### WHAT THE TASK ASKS
Pull every line with "KNOU미디어랩에" from the data below and copy it.

········

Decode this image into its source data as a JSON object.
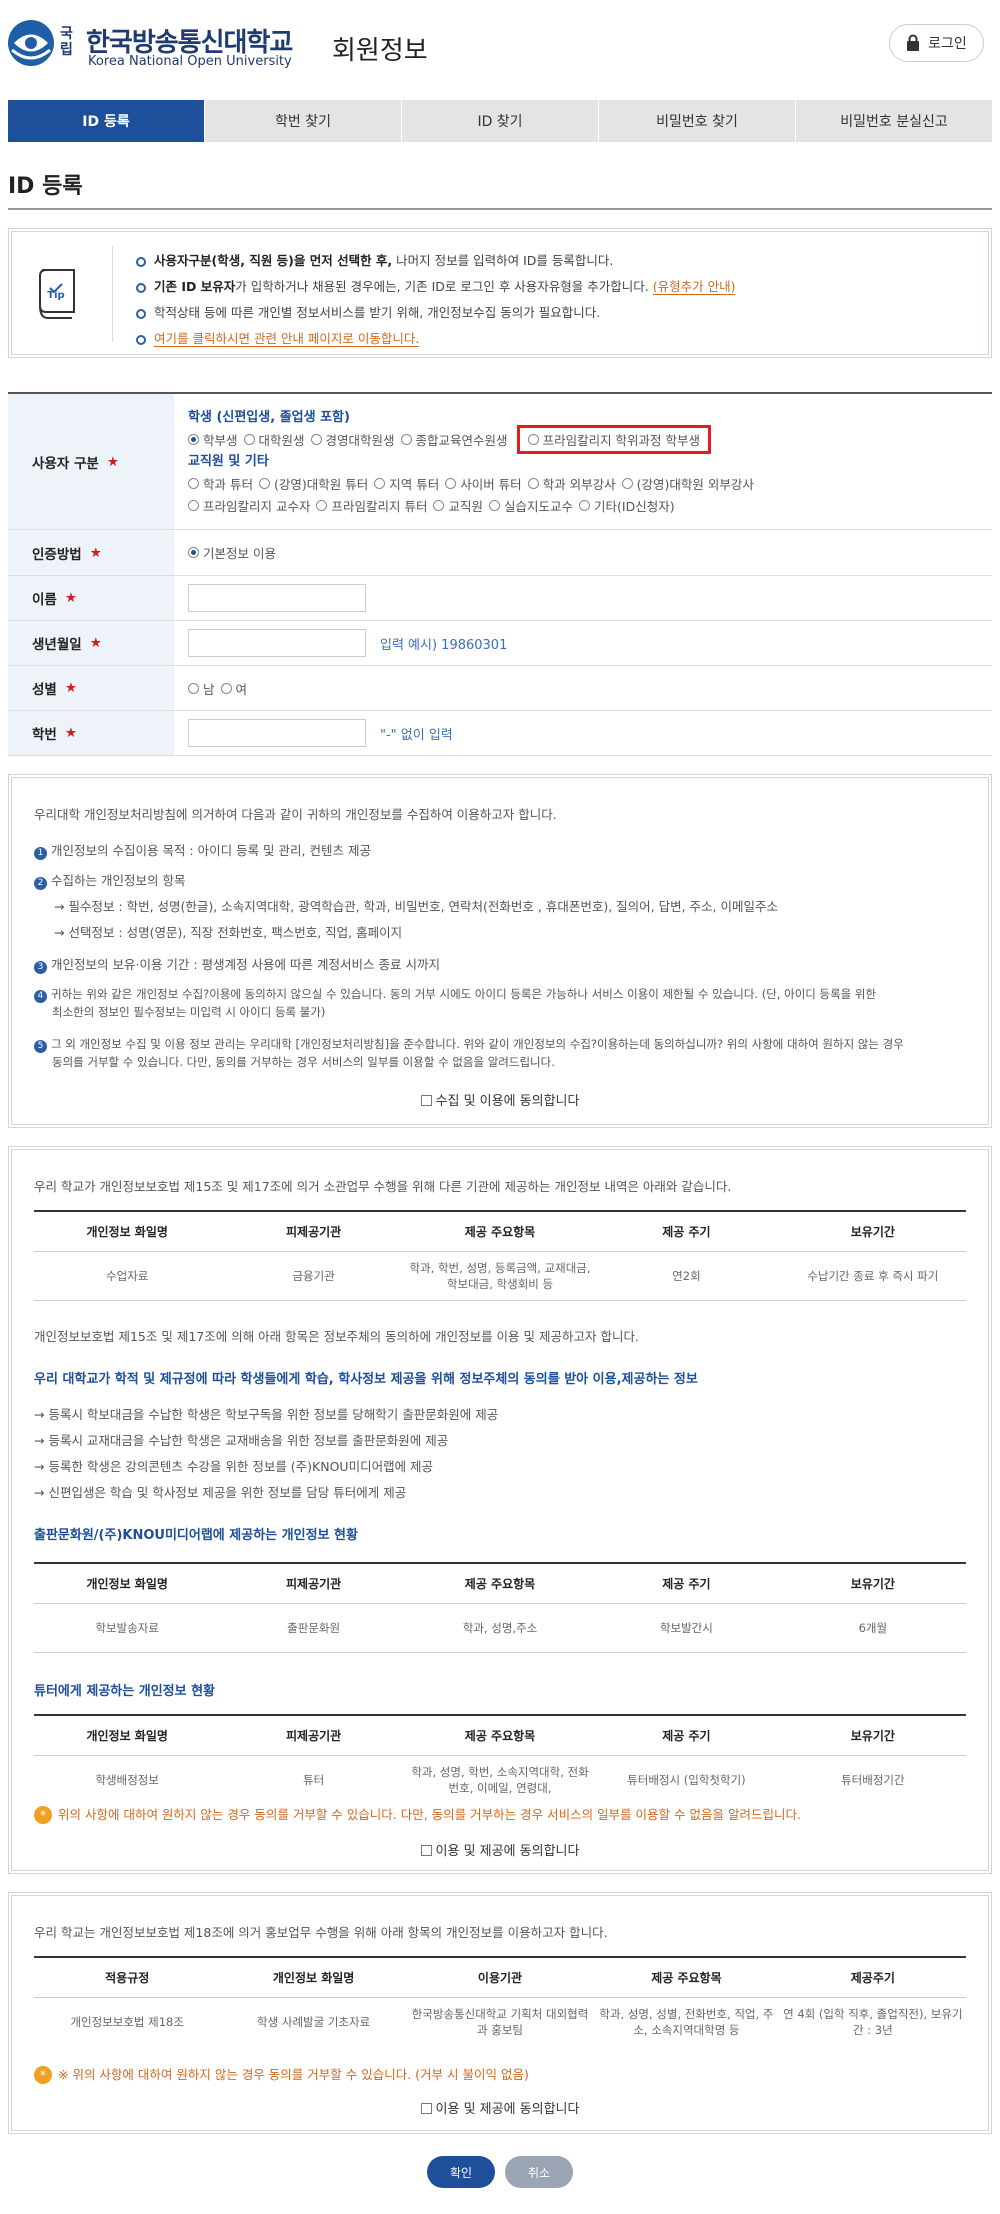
{
  "header": {
    "logo_small": "국립",
    "logo_korean": "한국방송통신대학교",
    "logo_english": "Korea National Open University",
    "page_heading": "회원정보",
    "login_label": "로그인"
  },
  "tabs": [
    {
      "label": "ID 등록",
      "active": true
    },
    {
      "label": "학번 찾기",
      "active": false
    },
    {
      "label": "ID 찾기",
      "active": false
    },
    {
      "label": "비밀번호 찾기",
      "active": false
    },
    {
      "label": "비밀번호 분실신고",
      "active": false
    }
  ],
  "section_title": "ID 등록",
  "tip": {
    "icon_label": "Tip",
    "items": [
      {
        "bold": "사용자구분(학생, 직원 등)을 먼저 선택한 후,",
        "text": " 나머지 정보를 입력하여 ID를 등록합니다."
      },
      {
        "bold": "기존 ID 보유자",
        "text": "가 입학하거나 채용된 경우에는, 기존 ID로 로그인 후 사용자유형을 추가합니다.",
        "link": "(유형추가 안내)"
      },
      {
        "bold": "",
        "text": "학적상태 등에 따른 개인별 정보서비스를 받기 위해, 개인정보수집 동의가 필요합니다."
      },
      {
        "bold": "",
        "text": "",
        "link": "여기를 클릭하시면 관련 안내 페이지로 이동합니다."
      }
    ]
  },
  "form": {
    "user_type": {
      "label": "사용자 구분",
      "student_group": "학생 (신편입생, 졸업생 포함)",
      "student_options": [
        "학부생",
        "대학원생",
        "경영대학원생",
        "종합교육연수원생"
      ],
      "highlighted_option": "프라임칼리지 학위과정 학부생",
      "staff_group": "교직원 및 기타",
      "staff_line1": [
        "학과 튜터",
        "(강영)대학원 튜터",
        "지역 튜터",
        "사이버 튜터",
        "학과 외부강사",
        "(강영)대학원 외부강사"
      ],
      "staff_line2": [
        "프라임칼리지 교수자",
        "프라임칼리지 튜터",
        "교직원",
        "실습지도교수",
        "기타(ID신청자)"
      ]
    },
    "auth": {
      "label": "인증방법",
      "option": "기본정보 이용"
    },
    "name": {
      "label": "이름"
    },
    "birth": {
      "label": "생년월일",
      "hint": "입력 예시) 19860301"
    },
    "gender": {
      "label": "성별",
      "options": [
        "남",
        "여"
      ]
    },
    "student_no": {
      "label": "학번",
      "hint": "\"-\" 없이 입력"
    }
  },
  "consent1": {
    "intro": "우리대학 개인정보처리방침에 의거하여 다음과 같이 귀하의 개인정보를 수집하여 이용하고자 합니다.",
    "i1": "개인정보의 수집이용 목적 : 아이디 등록 및 관리, 컨텐츠 제공",
    "i2": "수집하는 개인정보의 항목",
    "i2a": "→ 필수정보 : 학번, 성명(한글), 소속지역대학, 광역학습관, 학과, 비밀번호, 연락처(전화번호 , 휴대폰번호), 질의어, 답변, 주소, 이메일주소",
    "i2b": "→ 선택정보 : 성명(영문), 직장 전화번호, 팩스번호, 직업, 홈페이지",
    "i3": "개인정보의 보유·이용 기간 : 평생계정 사용에 따른 계정서비스 종료 시까지",
    "i4a": "귀하는 위와 같은 개인정보 수집?이용에 동의하지 않으실 수 있습니다. 동의 거부 시에도 아이디 등록은 가능하나 서비스 이용이 제한될 수 있습니다. (단, 아이디 등록을 위한",
    "i4b": "최소한의 정보인 필수정보는 미입력 시 아이디 등록 불가)",
    "i5a": "그 외 개인정보 수집 및 이용 정보 관리는 우리대학 [개인정보처리방침]을 준수합니다. 위와 같이 개인정보의 수집?이용하는데 동의하십니까? 위의 사항에 대하여 원하지 않는 경우",
    "i5b": "동의를 거부할 수 있습니다. 다만, 동의를 거부하는 경우 서비스의 일부를 이용할 수 없음을 알려드립니다.",
    "agree": "수집 및 이용에 동의합니다"
  },
  "consent2": {
    "intro": "우리 학교가 개인정보보호법 제15조 및 제17조에 의거 소관업무 수행을 위해 다른 기관에 제공하는 개인정보 내역은 아래와 같습니다.",
    "headers": [
      "개인정보 화일명",
      "피제공기관",
      "제공 주요항목",
      "제공 주기",
      "보유기간"
    ],
    "row1": [
      "수업자료",
      "금융기관",
      "학과, 학번, 성명, 등록금액, 교재대금,학보대금, 학생회비 등",
      "연2회",
      "수납기간 종료 후 즉시 파기"
    ],
    "note": "개인정보보호법 제15조 및 제17조에 의해 아래 항목은 정보주체의 동의하에 개인정보를 이용 및 제공하고자 합니다.",
    "blue1": "우리 대학교가 학적 및 제규정에 따라 학생들에게 학습, 학사정보 제공을 위해 정보주체의 동의를 받아 이용,제공하는 정보",
    "list": [
      "→ 등록시 학보대금을 수납한 학생은 학보구독을 위한 정보를 당해학기 출판문화원에 제공",
      "→ 등록시 교재대금을 수납한 학생은 교재배송을 위한 정보를 출판문화원에 제공",
      "→ 등록한 학생은 강의콘텐츠 수강을 위한 정보를 (주)KNOU미디어랩에 제공",
      "→ 신편입생은 학습 및 학사정보 제공을 위한 정보를 담당 튜터에게 제공"
    ],
    "blue2": "출판문화원/(주)KNOU미디어랩에 제공하는 개인정보 현황",
    "row2": [
      "학보발송자료",
      "출판문화원",
      "학과, 성명,주소",
      "학보발간시",
      "6개월"
    ],
    "blue3": "튜터에게 제공하는 개인정보 현황",
    "row3": [
      "학생배정정보",
      "튜터",
      "학과, 성명, 학번, 소속지역대학, 전화번호, 이메일, 연령대,",
      "튜터배정시 (입학첫학기)",
      "튜터배정기간"
    ],
    "warn": "위의 사항에 대하여 원하지 않는 경우 동의를 거부할 수 있습니다. 다만, 동의를 거부하는 경우 서비스의 일부를 이용할 수 없음을 알려드립니다.",
    "agree": "이용 및 제공에 동의합니다"
  },
  "consent3": {
    "intro": "우리 학교는 개인정보보호법 제18조에 의거 홍보업무 수행을 위해 아래 항목의 개인정보를 이용하고자 합니다.",
    "headers": [
      "적용규정",
      "개인정보 화일명",
      "이용기관",
      "제공 주요항목",
      "제공주기"
    ],
    "row": [
      "개인정보보호법 제18조",
      "학생 사례발굴 기초자료",
      "한국방송통신대학교 기획처 대외협력과 홍보팀",
      "학과, 성명, 성별, 전화번호, 직업, 주소, 소속지역대학명 등",
      "연 4회 (입학 직후, 졸업직전), 보유기간 : 3년"
    ],
    "warn": "※ 위의 사항에 대하여 원하지 않는 경우 동의를 거부할 수 있습니다. (거부 시 불이익 없음)",
    "agree": "이용 및 제공에 동의합니다"
  },
  "buttons": {
    "ok": "확인",
    "cancel": "취소"
  }
}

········

### ANSWER TO THE PROBLEM
      "→ 등록한 학생은 강의콘텐츠 수강을 위한 정보를 (주)KNOU미디어랩에 제공",
    "blue2": "출판문화원/(주)KNOU미디어랩에 제공하는 개인정보 현황",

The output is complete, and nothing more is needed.